Duane Nollen, The Oskaloosa Herald, Iowa –
OSKALOOSA — Scientists have found more mammoth remains at a dig site in eastern Mahaska County that are creating a stir.
Researchers recently uncovered the glenoid cavities — shoulder bones — of two distinct mammoths and fragments of a tusk at the dig site.
Scientists from the University of Iowa, Iowa State University, the Indian Creek Nature Center, William Penn University, Indian Hills Community College and Oskaloosa High School science faculty and students were digging at the site Sunday morning. In all, about 25 people were excavating at the site.
Dr. Jim North of William Penn University said the find is significant.
“There are few sites in the Midwest that have more than two mammoths,” he said. “We’re thinking that there are two separate organisms that died here.”
What really makes the find significant is that the remains of the animals’ environment also were found with the fossilized bones.
“The rarity is that we found them where they lived,” said Dave Brenzel of the Indian Creek Nature Center. “Two were entombed in their environment.”
The fossils were found with remains of trees, such as spruce and fur, that existed when the mammoths lived and the species continue to grow today.
“It’s a cool Ice Age site,” Brenzel said.
Oskaloosa High School science teacher Mike Goudy brought six of his students to the site Sunday to help.
“We’re putting them to work as soon as we can,” he said. “The boys are leaning on the shovels right now.”
Goudy said this is the first time high school students have worked at the site.
“They’re interested in science and really good students,” Goudy said.
Goudy plans to integrate the work at the dig site with his curriculum this fall.
Goudy said he also found a mammoth rib bone when excavation began at the site.

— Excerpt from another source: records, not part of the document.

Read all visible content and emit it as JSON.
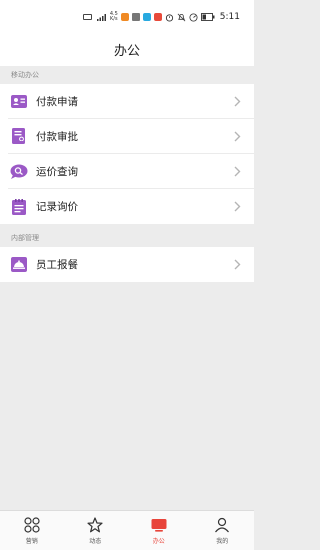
{
  "status_bar": {
    "network": "4.5\nK/s",
    "time": "5:11",
    "icons": [
      "hd-icon",
      "signal-4g-icon",
      "app-notification-icons",
      "alarm-icon",
      "mute-icon",
      "speed-icon",
      "battery-icon"
    ],
    "battery_level": "35"
  },
  "header": {
    "title": "办公"
  },
  "sections": [
    {
      "label": "移动办公",
      "items": [
        {
          "label": "付款申请",
          "icon": "id-card-icon"
        },
        {
          "label": "付款审批",
          "icon": "approval-icon"
        },
        {
          "label": "运价查询",
          "icon": "chat-search-icon"
        },
        {
          "label": "记录询价",
          "icon": "notepad-icon"
        }
      ]
    },
    {
      "label": "内部管理",
      "items": [
        {
          "label": "员工报餐",
          "icon": "meal-cloche-icon"
        }
      ]
    }
  ],
  "tabbar": {
    "tabs": [
      {
        "label": "营销",
        "icon": "grid-icon",
        "active": false
      },
      {
        "label": "动态",
        "icon": "star-icon",
        "active": false
      },
      {
        "label": "办公",
        "icon": "monitor-icon",
        "active": true
      },
      {
        "label": "我的",
        "icon": "person-icon",
        "active": false
      }
    ]
  },
  "colors": {
    "accent_purple": "#9b59c6",
    "active_red": "#e8443a",
    "chevron": "#b5b5b5"
  }
}
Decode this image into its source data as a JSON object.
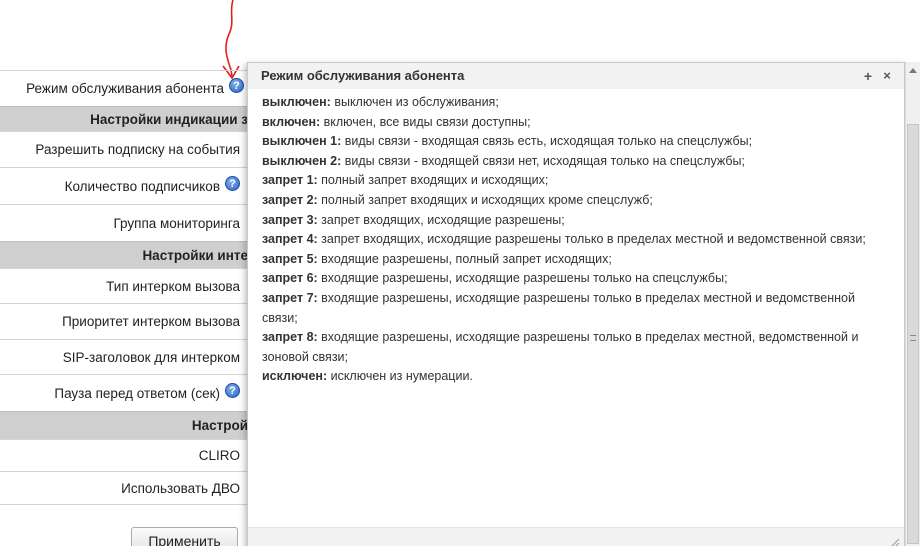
{
  "form": {
    "rows": [
      {
        "label": "Режим обслуживания абонента",
        "help": true
      },
      {
        "label": "Настройки индикации з",
        "section": true
      },
      {
        "label": "Разрешить подписку на события",
        "help": false
      },
      {
        "label": "Количество подписчиков",
        "help": true
      },
      {
        "label": "Группа мониторинга",
        "help": false
      },
      {
        "label": "Настройки инте",
        "section": true
      },
      {
        "label": "Тип интерком вызова",
        "help": false
      },
      {
        "label": "Приоритет интерком вызова",
        "help": false
      },
      {
        "label": "SIP-заголовок для интерком",
        "help": false
      },
      {
        "label": "Пауза перед ответом (сек)",
        "help": true
      },
      {
        "label": "Настрой",
        "section": true
      },
      {
        "label": "CLIRO",
        "help": false
      },
      {
        "label": "Использовать ДВО",
        "help": false
      }
    ],
    "apply_label": "Применить",
    "help_glyph": "?"
  },
  "popup": {
    "title": "Режим обслуживания абонента",
    "max_glyph": "+",
    "close_glyph": "×",
    "entries": [
      {
        "term": "выключен:",
        "text": " выключен из обслуживания;"
      },
      {
        "term": "включен:",
        "text": " включен, все виды связи доступны;"
      },
      {
        "term": "выключен 1:",
        "text": " виды связи - входящая связь есть, исходящая только на спецслужбы;"
      },
      {
        "term": "выключен 2:",
        "text": " виды связи - входящей связи нет, исходящая только на спецслужбы;"
      },
      {
        "term": "запрет 1:",
        "text": " полный запрет входящих и исходящих;"
      },
      {
        "term": "запрет 2:",
        "text": " полный запрет входящих и исходящих кроме спецслужб;"
      },
      {
        "term": "запрет 3:",
        "text": " запрет входящих, исходящие разрешены;"
      },
      {
        "term": "запрет 4:",
        "text": " запрет входящих, исходящие разрешены только в пределах местной и ведомственной связи;"
      },
      {
        "term": "запрет 5:",
        "text": " входящие разрешены, полный запрет исходящих;"
      },
      {
        "term": "запрет 6:",
        "text": " входящие разрешены, исходящие разрешены только на спецслужбы;"
      },
      {
        "term": "запрет 7:",
        "text": " входящие разрешены, исходящие разрешены только в пределах местной и ведомственной связи;"
      },
      {
        "term": "запрет 8:",
        "text": " входящие разрешены, исходящие разрешены только в пределах местной, ведомственной и зоновой связи;"
      },
      {
        "term": "исключен:",
        "text": " исключен из нумерации."
      }
    ]
  },
  "colors": {
    "section_bg": "#cfcfcf",
    "help_icon": "#2c63c4",
    "arrow": "#e02020"
  }
}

Goudy said that he and Pete Eyheralde, of Iowa State University, were digging a drainage trench when he found a mammoth rib bone.
“It was the first day and I found a bone,” he said.
William Penn professor Dr. Janet Ewart also was at the site Sunday for the first time.
“It’s fascinating,” she said. It’s fun to be around fellow scientists who have made such a discovery. “It’s not a lot of dirt and bones — it means something,” she added.
University of Iowa professor emeritus of geoscience Holmes Semken also discussed some fragments of mammoth tusks found at the site.
“The tusk is an ever-growing tooth,” he said.
Semken said the tusk fragments are abnormal because they indicate that the tusk at some points stopped growing.
“The tusk seems to be segmented — growth was arrested from time to time,” he said.
He said that could be caused by either a genetic abnormality or environmental factors.
“I don’t know what caused it,” he said.
Geologists have said the dig site tells an “interesting story,” North said.
Researchers have dug about 10 to 12 feet down and uncovered the fossils and remains of the mammoths’ environment.
Brenzel said what remains a mystery is why the mammoths died out.
There have been seven major extinction events in the Earth’s history, North added.